About this task — Every line of the material below should be copied exactly.

Data listing —
^^^^

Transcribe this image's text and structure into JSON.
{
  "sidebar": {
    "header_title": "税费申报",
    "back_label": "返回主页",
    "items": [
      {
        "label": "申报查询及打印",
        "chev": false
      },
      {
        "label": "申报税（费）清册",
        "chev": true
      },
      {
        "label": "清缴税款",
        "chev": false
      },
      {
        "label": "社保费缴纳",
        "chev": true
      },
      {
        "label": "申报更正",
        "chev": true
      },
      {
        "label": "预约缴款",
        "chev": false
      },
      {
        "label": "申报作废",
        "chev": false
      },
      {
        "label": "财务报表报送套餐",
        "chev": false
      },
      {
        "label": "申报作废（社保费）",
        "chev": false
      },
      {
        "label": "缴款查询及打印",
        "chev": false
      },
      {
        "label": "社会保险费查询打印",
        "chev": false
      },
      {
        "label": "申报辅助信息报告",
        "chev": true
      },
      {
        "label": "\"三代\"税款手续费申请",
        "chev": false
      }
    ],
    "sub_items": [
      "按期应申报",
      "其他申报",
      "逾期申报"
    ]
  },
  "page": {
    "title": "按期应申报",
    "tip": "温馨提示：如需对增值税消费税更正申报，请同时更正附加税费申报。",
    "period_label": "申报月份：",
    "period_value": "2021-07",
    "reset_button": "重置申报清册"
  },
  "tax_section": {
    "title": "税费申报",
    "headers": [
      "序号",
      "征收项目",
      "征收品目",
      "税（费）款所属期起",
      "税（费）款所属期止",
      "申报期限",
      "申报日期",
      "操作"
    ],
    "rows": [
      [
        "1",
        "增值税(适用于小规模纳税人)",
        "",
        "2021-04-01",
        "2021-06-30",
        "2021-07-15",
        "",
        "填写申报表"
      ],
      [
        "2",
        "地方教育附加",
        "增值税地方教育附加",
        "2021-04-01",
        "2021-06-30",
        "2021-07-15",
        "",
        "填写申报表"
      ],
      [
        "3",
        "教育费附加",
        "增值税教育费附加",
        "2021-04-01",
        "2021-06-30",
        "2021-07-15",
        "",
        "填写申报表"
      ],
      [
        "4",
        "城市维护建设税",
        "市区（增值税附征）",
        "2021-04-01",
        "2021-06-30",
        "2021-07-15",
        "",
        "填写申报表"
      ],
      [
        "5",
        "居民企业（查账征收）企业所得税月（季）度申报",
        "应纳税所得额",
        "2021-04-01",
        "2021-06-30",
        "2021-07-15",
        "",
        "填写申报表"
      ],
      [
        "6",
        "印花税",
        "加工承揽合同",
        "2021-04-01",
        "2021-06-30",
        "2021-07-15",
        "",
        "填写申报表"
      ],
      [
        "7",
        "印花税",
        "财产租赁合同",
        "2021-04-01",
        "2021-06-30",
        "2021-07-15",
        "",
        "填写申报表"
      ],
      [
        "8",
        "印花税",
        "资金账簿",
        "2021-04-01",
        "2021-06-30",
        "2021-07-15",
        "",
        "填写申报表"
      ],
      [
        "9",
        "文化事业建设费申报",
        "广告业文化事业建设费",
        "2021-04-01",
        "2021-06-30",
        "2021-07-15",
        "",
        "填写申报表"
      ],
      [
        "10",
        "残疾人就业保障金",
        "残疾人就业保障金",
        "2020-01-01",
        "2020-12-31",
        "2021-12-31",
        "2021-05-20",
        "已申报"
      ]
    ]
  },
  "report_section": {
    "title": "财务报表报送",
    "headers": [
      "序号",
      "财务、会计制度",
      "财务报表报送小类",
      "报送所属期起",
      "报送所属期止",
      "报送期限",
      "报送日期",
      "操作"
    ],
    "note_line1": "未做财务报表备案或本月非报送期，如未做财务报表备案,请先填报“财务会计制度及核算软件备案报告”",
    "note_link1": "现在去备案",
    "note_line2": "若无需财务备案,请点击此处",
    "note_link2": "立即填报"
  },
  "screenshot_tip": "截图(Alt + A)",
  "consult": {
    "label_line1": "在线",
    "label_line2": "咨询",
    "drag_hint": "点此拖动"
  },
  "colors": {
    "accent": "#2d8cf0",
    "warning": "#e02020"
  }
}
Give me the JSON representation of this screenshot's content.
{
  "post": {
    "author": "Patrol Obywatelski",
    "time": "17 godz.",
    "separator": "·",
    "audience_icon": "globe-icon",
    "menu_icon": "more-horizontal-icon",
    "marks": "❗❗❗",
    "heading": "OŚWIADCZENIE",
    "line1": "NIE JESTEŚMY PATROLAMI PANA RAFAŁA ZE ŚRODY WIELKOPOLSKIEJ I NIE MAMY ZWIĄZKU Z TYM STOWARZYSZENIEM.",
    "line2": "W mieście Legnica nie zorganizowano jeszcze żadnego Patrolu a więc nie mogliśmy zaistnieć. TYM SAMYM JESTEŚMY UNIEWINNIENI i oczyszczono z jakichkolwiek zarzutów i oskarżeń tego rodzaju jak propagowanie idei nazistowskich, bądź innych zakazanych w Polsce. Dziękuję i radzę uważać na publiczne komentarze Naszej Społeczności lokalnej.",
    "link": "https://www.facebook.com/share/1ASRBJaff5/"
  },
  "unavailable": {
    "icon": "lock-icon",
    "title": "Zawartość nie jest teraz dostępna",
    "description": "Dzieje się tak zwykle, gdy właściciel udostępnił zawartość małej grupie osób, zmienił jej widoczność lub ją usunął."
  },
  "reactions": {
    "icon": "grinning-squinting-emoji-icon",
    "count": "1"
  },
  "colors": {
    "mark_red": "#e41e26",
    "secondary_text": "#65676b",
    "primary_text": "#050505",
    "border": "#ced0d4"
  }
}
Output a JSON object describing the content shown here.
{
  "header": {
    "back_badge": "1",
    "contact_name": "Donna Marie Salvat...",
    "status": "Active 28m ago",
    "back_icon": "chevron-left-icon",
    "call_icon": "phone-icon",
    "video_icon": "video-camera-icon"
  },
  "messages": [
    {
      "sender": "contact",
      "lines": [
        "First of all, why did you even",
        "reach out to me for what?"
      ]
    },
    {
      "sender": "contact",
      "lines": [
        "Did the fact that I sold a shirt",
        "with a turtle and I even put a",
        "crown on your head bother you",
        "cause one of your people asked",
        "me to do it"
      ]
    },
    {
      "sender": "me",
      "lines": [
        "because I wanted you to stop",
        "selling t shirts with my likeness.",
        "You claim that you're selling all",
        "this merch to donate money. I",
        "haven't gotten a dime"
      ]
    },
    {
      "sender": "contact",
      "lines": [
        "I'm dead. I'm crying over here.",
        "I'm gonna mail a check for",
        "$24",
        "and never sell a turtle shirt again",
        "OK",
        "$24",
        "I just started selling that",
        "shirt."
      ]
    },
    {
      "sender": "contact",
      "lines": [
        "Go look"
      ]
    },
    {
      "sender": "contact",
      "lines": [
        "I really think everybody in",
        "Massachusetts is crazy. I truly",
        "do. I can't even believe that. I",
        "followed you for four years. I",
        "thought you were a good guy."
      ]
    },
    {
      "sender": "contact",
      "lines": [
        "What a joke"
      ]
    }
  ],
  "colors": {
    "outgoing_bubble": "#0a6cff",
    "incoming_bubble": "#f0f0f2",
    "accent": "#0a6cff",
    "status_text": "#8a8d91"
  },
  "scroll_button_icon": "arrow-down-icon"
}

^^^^

Response to the task —
Transcribe this image's text and structure into JSON.
{
  "sidebar": {
    "header_title": "税费申报",
    "back_label": "返回主页",
    "items": [
      {
        "label": "申报查询及打印",
        "chev": false
      },
      {
        "label": "申报税（费）清册",
        "chev": true
      },
      {
        "label": "清缴税款",
        "chev": false
      },
      {
        "label": "社保费缴纳",
        "chev": true
      },
      {
        "label": "申报更正",
        "chev": true
      },
      {
        "label": "预约缴款",
        "chev": false
      },
      {
        "label": "申报作废",
        "chev": false
      },
      {
        "label": "财务报表报送套餐",
        "chev": false
      },
      {
        "label": "申报作废（社保费）",
        "chev": false
      },
      {
        "label": "缴款查询及打印",
        "chev": false
      },
      {
        "label": "社会保险费查询打印",
        "chev": false
      },
      {
        "label": "申报辅助信息报告",
        "chev": true
      },
      {
        "label": "\"三代\"税款手续费申请",
        "chev": false
      }
    ],
    "sub_items": [
      "按期应申报",
      "其他申报",
      "逾期申报"
    ]
  },
  "page": {
    "title": "按期应申报",
    "tip": "温馨提示：如需对增值税消费税更正申报，请同时更正附加税费申报。",
    "period_label": "申报月份：",
    "period_value": "2021-07",
    "reset_button": "重置申报清册"
  },
  "tax_section": {
    "title": "税费申报",
    "headers": [
      "序号",
      "征收项目",
      "征收品目",
      "税（费）款所属期起",
      "税（费）款所属期止",
      "申报期限",
      "申报日期",
      "操作"
    ],
    "rows": [
      [
        "1",
        "增值税(适用于小规模纳税人)",
        "",
        "2021-04-01",
        "2021-06-30",
        "2021-07-15",
        "",
        "填写申报表"
      ],
      [
        "2",
        "地方教育附加",
        "增值税地方教育附加",
        "2021-04-01",
        "2021-06-30",
        "2021-07-15",
        "",
        "填写申报表"
      ],
      [
        "3",
        "教育费附加",
        "增值税教育费附加",
        "2021-04-01",
        "2021-06-30",
        "2021-07-15",
        "",
        "填写申报表"
      ],
      [
        "4",
        "城市维护建设税",
        "市区（增值税附征）",
        "2021-04-01",
        "2021-06-30",
        "2021-07-15",
        "",
        "填写申报表"
      ],
      [
        "5",
        "居民企业（查账征收）企业所得税月（季）度申报",
        "应纳税所得额",
        "2021-04-01",
        "2021-06-30",
        "2021-07-15",
        "",
        "填写申报表"
      ],
      [
        "6",
        "印花税",
        "加工承揽合同",
        "2021-04-01",
        "2021-06-30",
        "2021-07-15",
        "",
        "填写申报表"
      ],
      [
        "7",
        "印花税",
        "财产租赁合同",
        "2021-04-01",
        "2021-06-30",
        "2021-07-15",
        "",
        "填写申报表"
      ],
      [
        "8",
        "印花税",
        "资金账簿",
        "2021-04-01",
        "2021-06-30",
        "2021-07-15",
        "",
        "填写申报表"
      ],
      [
        "9",
        "文化事业建设费申报",
        "广告业文化事业建设费",
        "2021-04-01",
        "2021-06-30",
        "2021-07-15",
        "",
        "填写申报表"
      ],
      [
        "10",
        "残疾人就业保障金",
        "残疾人就业保障金",
        "2020-01-01",
        "2020-12-31",
        "2021-12-31",
        "2021-05-20",
        "已申报"
      ]
    ]
  },
  "report_section": {
    "title": "财务报表报送",
    "headers": [
      "序号",
      "财务、会计制度",
      "财务报表报送小类",
      "报送所属期起",
      "报送所属期止",
      "报送期限",
      "报送日期",
      "操作"
    ],
    "note_line1": "未做财务报表备案或本月非报送期，如未做财务报表备案,请先填报“财务会计制度及核算软件备案报告”",
    "note_link1": "现在去备案",
    "note_line2": "若无需财务备案,请点击此处",
    "note_link2": "立即填报"
  },
  "screenshot_tip": "截图(Alt + A)",
  "consult": {
    "label_line1": "在线",
    "label_line2": "咨询",
    "drag_hint": "点此拖动"
  },
  "colors": {
    "accent": "#2d8cf0",
    "warning": "#e02020"
  }
}
Give me the JSON representation of this screenshot's content.
{
  "post": {
    "author": "Patrol Obywatelski",
    "time": "17 godz.",
    "separator": "·",
    "audience_icon": "globe-icon",
    "menu_icon": "more-horizontal-icon",
    "marks": "❗❗❗",
    "heading": "OŚWIADCZENIE",
    "line1": "NIE JESTEŚMY PATROLAMI PANA RAFAŁA ZE ŚRODY WIELKOPOLSKIEJ I NIE MAMY ZWIĄZKU Z TYM STOWARZYSZENIEM.",
    "line2": "W mieście Legnica nie zorganizowano jeszcze żadnego Patrolu a więc nie mogliśmy zaistnieć. TYM SAMYM JESTEŚMY UNIEWINNIENI i oczyszczono z jakichkolwiek zarzutów i oskarżeń tego rodzaju jak propagowanie idei nazistowskich, bądź innych zakazanych w Polsce. Dziękuję i radzę uważać na publiczne komentarze Naszej Społeczności lokalnej.",
    "link": "https://www.facebook.com/share/1ASRBJaff5/"
  },
  "unavailable": {
    "icon": "lock-icon",
    "title": "Zawartość nie jest teraz dostępna",
    "description": "Dzieje się tak zwykle, gdy właściciel udostępnił zawartość małej grupie osób, zmienił jej widoczność lub ją usunął."
  },
  "reactions": {
    "icon": "grinning-squinting-emoji-icon",
    "count": "1"
  },
  "colors": {
    "mark_red": "#e41e26",
    "secondary_text": "#65676b",
    "primary_text": "#050505",
    "border": "#ced0d4"
  }
}
Output a JSON object describing the content shown here.
{
  "header": {
    "back_badge": "1",
    "contact_name": "Donna Marie Salvat...",
    "status": "Active 28m ago",
    "back_icon": "chevron-left-icon",
    "call_icon": "phone-icon",
    "video_icon": "video-camera-icon"
  },
  "messages": [
    {
      "sender": "contact",
      "lines": [
        "First of all, why did you even",
        "reach out to me for what?"
      ]
    },
    {
      "sender": "contact",
      "lines": [
        "Did the fact that I sold a shirt",
        "with a turtle and I even put a",
        "crown on your head bother you",
        "cause one of your people asked",
        "me to do it"
      ]
    },
    {
      "sender": "me",
      "lines": [
        "because I wanted you to stop",
        "selling t shirts with my likeness.",
        "You claim that you're selling all",
        "this merch to donate money. I",
        "haven't gotten a dime"
      ]
    },
    {
      "sender": "contact",
      "lines": [
        "I'm dead. I'm crying over here.",
        "I'm gonna mail a check for",
        "$24",
        "and never sell a turtle shirt again",
        "OK",
        "$24",
        "I just started selling that",
        "shirt."
      ]
    },
    {
      "sender": "contact",
      "lines": [
        "Go look"
      ]
    },
    {
      "sender": "contact",
      "lines": [
        "I really think everybody in",
        "Massachusetts is crazy. I truly",
        "do. I can't even believe that. I",
        "followed you for four years. I",
        "thought you were a good guy."
      ]
    },
    {
      "sender": "contact",
      "lines": [
        "What a joke"
      ]
    }
  ],
  "colors": {
    "outgoing_bubble": "#0a6cff",
    "incoming_bubble": "#f0f0f2",
    "accent": "#0a6cff",
    "status_text": "#8a8d91"
  },
  "scroll_button_icon": "arrow-down-icon"
}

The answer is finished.